Current speed: Slow water
Most physical descriptions on Troutnut are direct or slightly edited quotes from the original scientific sources describing or updating the species, although there may be errors in copying them to this website. Such descriptions aren't always definitive, because species often turn out to be more variable than the original describers observed. In some cases, only a single specimen was described! However, they are useful starting points.

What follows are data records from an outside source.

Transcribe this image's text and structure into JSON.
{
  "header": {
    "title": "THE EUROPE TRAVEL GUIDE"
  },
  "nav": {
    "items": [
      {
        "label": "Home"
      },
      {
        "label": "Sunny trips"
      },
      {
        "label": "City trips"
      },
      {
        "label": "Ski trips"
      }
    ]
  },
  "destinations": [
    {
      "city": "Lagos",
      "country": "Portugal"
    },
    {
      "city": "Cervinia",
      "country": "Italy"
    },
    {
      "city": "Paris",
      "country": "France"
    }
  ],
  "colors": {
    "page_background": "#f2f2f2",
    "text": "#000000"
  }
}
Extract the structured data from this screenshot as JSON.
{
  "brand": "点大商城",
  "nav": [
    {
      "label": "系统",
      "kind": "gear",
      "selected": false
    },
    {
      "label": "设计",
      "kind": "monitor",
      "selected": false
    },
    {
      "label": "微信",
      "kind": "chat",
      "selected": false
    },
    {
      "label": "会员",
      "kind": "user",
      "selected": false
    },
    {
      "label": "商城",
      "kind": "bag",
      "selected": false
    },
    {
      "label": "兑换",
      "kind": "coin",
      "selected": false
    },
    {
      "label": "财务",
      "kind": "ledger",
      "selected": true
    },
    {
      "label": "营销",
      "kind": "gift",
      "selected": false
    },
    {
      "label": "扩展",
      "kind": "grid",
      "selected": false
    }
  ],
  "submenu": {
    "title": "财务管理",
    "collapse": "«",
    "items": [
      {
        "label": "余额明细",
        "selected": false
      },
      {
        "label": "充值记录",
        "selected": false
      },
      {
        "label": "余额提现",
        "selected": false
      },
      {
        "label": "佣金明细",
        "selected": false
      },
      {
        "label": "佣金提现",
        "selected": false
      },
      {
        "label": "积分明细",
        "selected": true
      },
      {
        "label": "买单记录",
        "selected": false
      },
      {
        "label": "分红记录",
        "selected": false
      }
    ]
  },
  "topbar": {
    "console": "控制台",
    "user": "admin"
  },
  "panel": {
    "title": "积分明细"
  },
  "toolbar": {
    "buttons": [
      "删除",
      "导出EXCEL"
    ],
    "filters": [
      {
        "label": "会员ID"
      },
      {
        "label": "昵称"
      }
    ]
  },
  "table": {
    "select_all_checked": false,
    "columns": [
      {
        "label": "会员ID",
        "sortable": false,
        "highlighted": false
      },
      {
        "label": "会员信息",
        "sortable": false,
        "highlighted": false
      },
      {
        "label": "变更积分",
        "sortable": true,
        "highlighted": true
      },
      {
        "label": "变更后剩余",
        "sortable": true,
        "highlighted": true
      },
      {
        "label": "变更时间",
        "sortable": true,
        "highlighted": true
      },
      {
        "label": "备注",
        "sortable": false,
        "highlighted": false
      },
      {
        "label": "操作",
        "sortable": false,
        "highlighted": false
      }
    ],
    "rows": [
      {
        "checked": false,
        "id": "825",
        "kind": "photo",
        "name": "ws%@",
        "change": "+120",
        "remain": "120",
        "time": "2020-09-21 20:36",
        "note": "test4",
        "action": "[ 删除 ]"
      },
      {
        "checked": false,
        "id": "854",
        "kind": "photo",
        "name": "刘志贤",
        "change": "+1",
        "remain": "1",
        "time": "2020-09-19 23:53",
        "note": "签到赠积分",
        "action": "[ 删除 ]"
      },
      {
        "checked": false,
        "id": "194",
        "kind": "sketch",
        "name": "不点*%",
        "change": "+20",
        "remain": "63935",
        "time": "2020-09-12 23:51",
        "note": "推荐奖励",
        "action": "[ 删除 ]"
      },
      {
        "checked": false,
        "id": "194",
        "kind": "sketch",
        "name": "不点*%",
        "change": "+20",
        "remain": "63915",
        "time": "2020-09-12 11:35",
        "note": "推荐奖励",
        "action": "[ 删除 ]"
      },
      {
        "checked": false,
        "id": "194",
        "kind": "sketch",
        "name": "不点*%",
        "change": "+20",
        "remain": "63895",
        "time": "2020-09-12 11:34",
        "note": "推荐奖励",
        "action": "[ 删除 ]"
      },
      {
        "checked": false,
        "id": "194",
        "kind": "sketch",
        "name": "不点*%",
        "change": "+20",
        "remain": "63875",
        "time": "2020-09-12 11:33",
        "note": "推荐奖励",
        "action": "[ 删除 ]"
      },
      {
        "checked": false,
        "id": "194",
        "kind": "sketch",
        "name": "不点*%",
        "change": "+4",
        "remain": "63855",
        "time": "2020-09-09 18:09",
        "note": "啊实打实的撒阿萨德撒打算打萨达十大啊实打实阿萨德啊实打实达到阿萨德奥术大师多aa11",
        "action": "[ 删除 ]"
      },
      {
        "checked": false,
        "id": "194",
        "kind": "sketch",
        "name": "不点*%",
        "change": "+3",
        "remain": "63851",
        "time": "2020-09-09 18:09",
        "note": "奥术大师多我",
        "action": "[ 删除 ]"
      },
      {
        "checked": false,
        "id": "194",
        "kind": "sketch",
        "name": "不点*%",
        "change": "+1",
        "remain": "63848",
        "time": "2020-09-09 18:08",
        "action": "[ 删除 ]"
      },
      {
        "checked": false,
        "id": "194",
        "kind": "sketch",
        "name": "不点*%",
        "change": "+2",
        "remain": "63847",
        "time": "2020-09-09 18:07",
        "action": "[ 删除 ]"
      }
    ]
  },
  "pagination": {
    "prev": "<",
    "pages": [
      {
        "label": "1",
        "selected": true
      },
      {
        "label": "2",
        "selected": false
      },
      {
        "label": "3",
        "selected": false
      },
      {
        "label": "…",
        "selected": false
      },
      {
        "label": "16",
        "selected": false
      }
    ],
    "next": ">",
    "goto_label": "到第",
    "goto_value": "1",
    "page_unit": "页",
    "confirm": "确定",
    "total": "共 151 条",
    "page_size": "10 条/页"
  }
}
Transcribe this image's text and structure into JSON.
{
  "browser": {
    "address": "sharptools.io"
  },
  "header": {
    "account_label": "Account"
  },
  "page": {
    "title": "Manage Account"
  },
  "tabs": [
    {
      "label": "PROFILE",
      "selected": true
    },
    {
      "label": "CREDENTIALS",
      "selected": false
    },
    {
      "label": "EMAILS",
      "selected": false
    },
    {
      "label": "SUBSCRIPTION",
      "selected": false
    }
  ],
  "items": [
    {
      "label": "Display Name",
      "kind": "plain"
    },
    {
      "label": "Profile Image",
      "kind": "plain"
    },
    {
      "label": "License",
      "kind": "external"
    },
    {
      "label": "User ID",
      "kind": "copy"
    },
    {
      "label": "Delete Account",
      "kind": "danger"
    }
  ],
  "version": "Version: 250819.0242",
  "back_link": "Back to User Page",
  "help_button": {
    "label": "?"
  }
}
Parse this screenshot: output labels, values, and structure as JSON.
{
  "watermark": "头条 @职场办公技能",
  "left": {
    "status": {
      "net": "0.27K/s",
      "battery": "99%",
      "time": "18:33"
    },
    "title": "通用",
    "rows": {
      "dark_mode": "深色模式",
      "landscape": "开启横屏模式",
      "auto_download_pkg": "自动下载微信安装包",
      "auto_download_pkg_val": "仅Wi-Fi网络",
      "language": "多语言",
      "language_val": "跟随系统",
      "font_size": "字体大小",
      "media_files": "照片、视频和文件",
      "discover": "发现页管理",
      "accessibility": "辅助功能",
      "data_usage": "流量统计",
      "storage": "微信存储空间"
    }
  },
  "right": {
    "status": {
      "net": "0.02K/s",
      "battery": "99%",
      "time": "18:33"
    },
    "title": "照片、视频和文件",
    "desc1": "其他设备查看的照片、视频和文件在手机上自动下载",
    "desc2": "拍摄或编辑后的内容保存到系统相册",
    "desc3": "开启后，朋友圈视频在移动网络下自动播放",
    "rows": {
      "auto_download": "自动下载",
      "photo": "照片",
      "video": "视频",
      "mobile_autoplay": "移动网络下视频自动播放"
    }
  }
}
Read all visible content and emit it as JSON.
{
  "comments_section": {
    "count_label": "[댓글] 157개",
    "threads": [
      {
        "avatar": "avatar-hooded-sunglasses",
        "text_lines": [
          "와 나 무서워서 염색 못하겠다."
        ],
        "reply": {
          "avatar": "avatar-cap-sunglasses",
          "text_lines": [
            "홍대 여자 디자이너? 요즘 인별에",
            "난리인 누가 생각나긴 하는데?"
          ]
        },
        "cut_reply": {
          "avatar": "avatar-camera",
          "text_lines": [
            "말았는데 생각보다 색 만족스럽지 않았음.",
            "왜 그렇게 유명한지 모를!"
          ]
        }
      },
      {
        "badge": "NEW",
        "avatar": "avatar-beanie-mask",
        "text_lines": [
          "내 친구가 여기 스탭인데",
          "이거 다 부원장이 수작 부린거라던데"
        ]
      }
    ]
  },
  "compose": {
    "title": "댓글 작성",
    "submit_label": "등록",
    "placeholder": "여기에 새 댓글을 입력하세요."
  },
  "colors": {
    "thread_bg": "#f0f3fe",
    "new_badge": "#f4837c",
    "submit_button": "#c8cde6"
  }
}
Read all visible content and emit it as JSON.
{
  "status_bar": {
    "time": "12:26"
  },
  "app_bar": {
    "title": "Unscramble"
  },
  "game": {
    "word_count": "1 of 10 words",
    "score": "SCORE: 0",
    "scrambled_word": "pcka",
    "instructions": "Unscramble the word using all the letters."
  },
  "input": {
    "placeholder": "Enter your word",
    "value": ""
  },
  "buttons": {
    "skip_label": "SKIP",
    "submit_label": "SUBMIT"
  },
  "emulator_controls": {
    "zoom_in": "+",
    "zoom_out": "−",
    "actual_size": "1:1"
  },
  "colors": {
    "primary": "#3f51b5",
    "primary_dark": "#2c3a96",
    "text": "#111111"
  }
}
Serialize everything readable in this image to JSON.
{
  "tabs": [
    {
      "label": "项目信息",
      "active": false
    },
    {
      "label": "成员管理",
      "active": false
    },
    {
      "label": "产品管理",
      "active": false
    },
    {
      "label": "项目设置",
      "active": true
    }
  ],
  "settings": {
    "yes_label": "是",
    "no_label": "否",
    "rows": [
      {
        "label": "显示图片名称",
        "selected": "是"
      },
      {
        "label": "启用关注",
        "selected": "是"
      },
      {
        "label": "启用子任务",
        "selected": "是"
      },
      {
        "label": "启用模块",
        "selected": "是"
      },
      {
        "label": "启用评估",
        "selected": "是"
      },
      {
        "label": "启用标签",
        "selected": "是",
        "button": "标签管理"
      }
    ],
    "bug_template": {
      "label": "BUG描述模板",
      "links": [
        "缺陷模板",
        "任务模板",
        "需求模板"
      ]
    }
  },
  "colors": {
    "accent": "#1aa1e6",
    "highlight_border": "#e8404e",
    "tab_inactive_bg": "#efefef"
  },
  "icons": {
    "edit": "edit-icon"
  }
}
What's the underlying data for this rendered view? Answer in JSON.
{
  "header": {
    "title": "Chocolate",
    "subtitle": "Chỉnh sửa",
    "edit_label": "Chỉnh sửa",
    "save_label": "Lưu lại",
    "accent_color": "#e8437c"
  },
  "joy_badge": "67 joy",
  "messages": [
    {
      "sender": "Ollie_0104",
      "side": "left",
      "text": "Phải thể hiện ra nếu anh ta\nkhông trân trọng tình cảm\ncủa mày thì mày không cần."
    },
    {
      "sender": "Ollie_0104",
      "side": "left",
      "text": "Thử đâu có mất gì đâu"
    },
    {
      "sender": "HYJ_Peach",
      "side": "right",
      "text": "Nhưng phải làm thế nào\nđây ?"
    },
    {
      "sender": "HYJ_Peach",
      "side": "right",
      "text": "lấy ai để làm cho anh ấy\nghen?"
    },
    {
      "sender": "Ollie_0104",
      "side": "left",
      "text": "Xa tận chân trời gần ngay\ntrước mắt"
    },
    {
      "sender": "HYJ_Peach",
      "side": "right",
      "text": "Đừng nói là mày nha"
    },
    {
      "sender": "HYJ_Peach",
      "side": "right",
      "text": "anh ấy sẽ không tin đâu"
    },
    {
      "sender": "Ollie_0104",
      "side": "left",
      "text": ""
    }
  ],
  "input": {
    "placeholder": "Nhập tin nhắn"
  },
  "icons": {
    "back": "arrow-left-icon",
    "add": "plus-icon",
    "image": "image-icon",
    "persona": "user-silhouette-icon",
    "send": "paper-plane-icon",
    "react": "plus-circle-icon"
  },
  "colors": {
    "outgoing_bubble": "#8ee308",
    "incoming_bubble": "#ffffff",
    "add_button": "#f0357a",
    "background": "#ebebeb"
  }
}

This is our largest species of the genus. The sexes are alike in color, all brown, deepening to shining black on top of thorax and at both ends of abdomen, paler on appendages. Wings subhyaline with brown veins, and with a brown tint in the membrane at the roots. Costal cross veins numerous but weak as far as the stigmatic area where they are crowded; their tips strongly curved outward and often forked. Sometimes they anastomose forming a few small cells in an outer series next the costa. Vein Cu2 unattached at base. The forceps has a rounded basal lobe-like dilatation. The penes are separated by a broad U-shaped notch as wide as deep; the terminal orifice is guarded by a rounded inner lobe and an outer triangular tooth. The reflexed spur is short, lance-like or bladelike, and acute at the apex.